● **Your assignment**:
Go through the listing below and count each line with the word "value" in it; return only the count.
Task inputs Block Start
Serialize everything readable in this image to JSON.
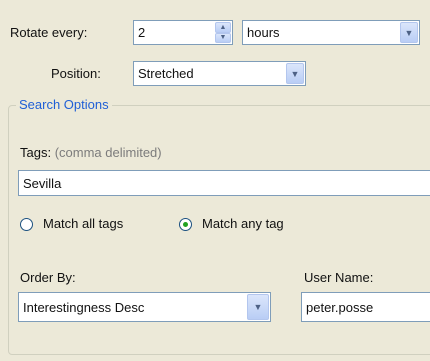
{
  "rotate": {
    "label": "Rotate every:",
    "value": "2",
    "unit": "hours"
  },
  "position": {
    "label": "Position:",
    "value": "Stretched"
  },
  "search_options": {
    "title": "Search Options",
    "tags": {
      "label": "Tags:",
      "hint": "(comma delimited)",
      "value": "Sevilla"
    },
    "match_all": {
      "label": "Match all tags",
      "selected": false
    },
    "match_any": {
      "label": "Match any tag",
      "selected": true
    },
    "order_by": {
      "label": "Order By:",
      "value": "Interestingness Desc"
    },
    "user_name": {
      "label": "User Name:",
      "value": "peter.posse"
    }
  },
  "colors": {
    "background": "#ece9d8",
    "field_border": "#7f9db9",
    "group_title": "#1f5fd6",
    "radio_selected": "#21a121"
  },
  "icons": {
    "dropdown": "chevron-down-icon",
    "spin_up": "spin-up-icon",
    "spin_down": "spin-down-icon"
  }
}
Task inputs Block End
● **Final answer**:
5